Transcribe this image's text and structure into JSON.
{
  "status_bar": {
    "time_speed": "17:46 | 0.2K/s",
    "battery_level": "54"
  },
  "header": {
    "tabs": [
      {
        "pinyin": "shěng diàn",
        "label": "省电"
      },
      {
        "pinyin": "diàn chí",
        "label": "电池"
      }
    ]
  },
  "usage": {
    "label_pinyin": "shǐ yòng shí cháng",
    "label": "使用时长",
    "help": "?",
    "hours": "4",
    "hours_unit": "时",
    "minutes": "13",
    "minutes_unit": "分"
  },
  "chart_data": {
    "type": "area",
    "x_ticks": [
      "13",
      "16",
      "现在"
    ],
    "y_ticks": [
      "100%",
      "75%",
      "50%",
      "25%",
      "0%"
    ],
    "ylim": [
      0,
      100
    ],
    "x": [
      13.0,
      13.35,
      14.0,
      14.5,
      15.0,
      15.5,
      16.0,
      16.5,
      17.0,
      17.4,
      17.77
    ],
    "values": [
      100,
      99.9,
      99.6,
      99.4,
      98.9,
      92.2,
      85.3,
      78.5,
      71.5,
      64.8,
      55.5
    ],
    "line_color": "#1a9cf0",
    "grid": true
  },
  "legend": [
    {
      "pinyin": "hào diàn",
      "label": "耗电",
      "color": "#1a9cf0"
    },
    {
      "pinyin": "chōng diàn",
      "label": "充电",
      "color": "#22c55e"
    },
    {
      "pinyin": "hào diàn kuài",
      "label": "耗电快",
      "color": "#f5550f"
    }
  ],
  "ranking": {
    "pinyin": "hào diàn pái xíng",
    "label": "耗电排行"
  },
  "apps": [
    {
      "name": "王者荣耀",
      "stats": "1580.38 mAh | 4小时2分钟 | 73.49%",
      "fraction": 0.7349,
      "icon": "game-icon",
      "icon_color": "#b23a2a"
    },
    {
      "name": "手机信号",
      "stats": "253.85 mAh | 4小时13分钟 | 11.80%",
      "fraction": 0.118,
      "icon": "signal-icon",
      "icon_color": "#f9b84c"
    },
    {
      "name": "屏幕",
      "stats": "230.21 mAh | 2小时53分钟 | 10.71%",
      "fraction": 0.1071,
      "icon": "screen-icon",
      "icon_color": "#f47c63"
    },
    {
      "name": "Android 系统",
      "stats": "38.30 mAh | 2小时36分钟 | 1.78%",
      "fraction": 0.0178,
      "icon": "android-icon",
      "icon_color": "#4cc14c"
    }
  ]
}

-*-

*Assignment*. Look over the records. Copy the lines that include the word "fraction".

*Answer to this problem*.
      "fraction": 0.7349,
      "fraction": 0.118,
      "fraction": 0.1071,
      "fraction": 0.0178,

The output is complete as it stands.